I was trying to wait until I had some new artwork to post a new entry, but since I don’t, and it’s been a while now, I’m just going to post this instead. I’ve realised that I haven’t really explained what exactly I’m doing on my PhD, and while I’m sure no one particularly cares, communicating what I’m doing to others is a good way of straightening thoughts out in my own head. So here’s a really brief and lame explanation of what I’m currently working on.
Okay, so here is a little phytoplankton:
Usually when I imagine things in my head, it’s easier to think of phytoplankton with faces. Otherwise they become very abstract things very quickly. It’s difficult to imagine a single cell as an organism all on its own. So here he is. Phytoplankton are photosynthetic organisms, so they tend to stay in the upper part of the ocean where the sunlight is. What the plankton also need is carbon, which comes in the form of CO2. There is about as much CO2 in the ocean as there is in the atmosphere, and this will diffuse into the cells, like so:
Unfortunately, the enzyme that converts the CO2 into the useful compounds the cell actually needs (called RubisCO) evolved at a time when CO2 levels were much higher than they are now. So, at current CO2 levels, RubisCO remains pretty unsaturated, and photosynthesis is pretty slow. Some groups of plankton that evolved more recently have RubisCO enzymes that have a higher affinity to CO2 (are “more attracted” to CO2, if you want to think of it that way), but others have evolved what are called carbon concentrating mechanisms, or CCMs. One common CCM is the use of another enzyme called carbonic anhydrase (CA), which sits on the outside of the cell and converts the plentiful bicarb (HCO3-) into CO2, which the cell can take up. Unfortunately… this is pretty energy intense.
We can tell when plankton invest energy in CCMs because increasing the amount of CO2 available to them doesn’t really increase the rate of photosynthesis (because the CCMs are keeping it saturated). I’m looking at this in the context of ocean acidification, which results in an increase in CO2 in seawater. There are two main groups to consider; those with CCMs and those without. Your first thought might be that plankton without CCMs will have an advantage in that they will suddenly find themselves with a lot of extra carbon at no extra energy cost to themselves (they simply rely on the diffusion of carbon into the cell). While that’s true, we also need to consider that ALL cells will be less limited by carbon at this point. So those investing energy in CCMs may find that they don’t need them anymore as simple diffusion does them just fine, and can divert the energy that’s freed up into things like chloroplasts and cell division.
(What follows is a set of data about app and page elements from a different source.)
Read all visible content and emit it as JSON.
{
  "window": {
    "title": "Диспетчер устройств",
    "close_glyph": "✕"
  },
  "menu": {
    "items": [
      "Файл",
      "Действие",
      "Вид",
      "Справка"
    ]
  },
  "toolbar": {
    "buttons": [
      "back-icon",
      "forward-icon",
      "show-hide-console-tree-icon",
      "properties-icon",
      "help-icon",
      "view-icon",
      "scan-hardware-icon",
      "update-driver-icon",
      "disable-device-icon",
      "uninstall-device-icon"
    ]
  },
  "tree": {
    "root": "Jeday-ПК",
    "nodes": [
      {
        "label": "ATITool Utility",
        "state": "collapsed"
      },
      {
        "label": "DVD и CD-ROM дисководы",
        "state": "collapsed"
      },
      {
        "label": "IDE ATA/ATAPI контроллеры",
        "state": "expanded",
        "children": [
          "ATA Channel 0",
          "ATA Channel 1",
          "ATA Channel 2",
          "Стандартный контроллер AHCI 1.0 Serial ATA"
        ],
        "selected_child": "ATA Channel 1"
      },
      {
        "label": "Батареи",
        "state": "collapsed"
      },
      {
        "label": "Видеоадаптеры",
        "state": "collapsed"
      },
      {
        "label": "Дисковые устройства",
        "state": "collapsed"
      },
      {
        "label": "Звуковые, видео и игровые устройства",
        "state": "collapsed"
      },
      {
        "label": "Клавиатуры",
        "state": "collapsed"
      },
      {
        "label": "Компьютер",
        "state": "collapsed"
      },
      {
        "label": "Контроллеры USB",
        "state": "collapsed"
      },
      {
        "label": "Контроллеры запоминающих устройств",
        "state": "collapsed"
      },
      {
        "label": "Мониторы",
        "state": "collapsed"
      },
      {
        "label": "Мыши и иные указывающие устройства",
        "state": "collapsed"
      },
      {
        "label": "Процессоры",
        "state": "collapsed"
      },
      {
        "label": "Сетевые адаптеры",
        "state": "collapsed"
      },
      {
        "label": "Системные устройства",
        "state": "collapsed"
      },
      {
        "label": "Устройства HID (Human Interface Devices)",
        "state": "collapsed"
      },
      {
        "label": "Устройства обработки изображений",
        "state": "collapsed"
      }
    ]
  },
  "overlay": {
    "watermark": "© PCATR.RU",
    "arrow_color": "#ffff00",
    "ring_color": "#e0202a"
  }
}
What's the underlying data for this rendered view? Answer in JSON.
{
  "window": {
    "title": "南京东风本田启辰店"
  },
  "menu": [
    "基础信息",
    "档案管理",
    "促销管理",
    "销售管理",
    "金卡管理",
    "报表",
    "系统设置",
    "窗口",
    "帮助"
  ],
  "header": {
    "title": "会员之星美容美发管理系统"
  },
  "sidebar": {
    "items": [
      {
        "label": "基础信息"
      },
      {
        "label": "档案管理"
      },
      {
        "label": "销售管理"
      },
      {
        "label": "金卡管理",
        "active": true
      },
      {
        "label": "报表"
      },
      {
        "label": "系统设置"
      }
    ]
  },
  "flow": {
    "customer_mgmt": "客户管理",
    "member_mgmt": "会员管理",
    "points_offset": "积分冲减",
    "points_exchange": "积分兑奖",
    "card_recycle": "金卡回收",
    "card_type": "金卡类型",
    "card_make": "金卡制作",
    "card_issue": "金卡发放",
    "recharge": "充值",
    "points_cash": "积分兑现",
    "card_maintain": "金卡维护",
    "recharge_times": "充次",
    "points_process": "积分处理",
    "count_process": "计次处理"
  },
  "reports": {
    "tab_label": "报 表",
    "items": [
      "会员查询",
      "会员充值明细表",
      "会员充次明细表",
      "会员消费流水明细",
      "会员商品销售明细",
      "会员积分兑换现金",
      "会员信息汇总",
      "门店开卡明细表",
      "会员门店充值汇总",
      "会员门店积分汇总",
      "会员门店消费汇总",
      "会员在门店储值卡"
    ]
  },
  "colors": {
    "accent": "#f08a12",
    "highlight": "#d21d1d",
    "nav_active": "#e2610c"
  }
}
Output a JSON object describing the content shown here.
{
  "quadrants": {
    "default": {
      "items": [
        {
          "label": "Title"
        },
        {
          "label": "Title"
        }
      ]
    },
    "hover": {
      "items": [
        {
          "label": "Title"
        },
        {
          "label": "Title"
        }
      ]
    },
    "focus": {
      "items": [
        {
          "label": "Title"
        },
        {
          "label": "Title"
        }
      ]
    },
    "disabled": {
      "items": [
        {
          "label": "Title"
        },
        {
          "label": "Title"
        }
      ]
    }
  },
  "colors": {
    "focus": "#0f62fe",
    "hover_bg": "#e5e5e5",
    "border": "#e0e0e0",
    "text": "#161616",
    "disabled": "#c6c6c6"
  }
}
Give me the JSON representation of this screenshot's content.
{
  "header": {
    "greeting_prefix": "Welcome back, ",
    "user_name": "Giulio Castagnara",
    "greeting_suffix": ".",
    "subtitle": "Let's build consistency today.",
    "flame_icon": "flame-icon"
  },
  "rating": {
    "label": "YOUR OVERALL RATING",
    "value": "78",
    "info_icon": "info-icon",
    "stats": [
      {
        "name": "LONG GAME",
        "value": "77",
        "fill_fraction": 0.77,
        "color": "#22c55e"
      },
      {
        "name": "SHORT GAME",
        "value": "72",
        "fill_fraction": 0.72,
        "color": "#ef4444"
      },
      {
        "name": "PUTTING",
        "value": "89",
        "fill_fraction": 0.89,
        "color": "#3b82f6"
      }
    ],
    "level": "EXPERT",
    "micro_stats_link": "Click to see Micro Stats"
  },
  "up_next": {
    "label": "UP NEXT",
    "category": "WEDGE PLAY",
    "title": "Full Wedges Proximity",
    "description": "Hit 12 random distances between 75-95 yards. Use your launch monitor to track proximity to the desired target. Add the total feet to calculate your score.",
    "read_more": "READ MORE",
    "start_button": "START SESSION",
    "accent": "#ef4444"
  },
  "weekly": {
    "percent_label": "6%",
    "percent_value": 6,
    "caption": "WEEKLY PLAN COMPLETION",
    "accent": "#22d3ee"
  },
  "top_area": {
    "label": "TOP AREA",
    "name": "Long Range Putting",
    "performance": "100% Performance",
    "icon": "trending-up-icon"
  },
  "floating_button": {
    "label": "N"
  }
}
Suddenly, they look like they might be winning after all.
I’m looking at this with the added depth of cell size, since the smaller a cell is, the less limited it is by diffusion (due to the surface area:volume ratio thing). Basically, it’s not straightforward. Understanding how things will change is crucial, because what’s really clear is that some groups of plankton will do well and others might get left behind. The species composition of a plankton community is very important in an ecosystem, as they form the very bottom of the food chain. Different groups of plankton contain different nutrients that might favour different groups of organisms higher up the chain (e.g. for some kinds of fish larvae to successfully make it to adulthood, they require that certain plankton bloom because they make special essential oils). So… that’s why I think my PhD is important, and what I’m studying is important. I’ll try and make my next post a little arty, but it depends on the time I have available. I hope that I’ve explained my ideas clearly, and if you ever have any questions, leave a comment!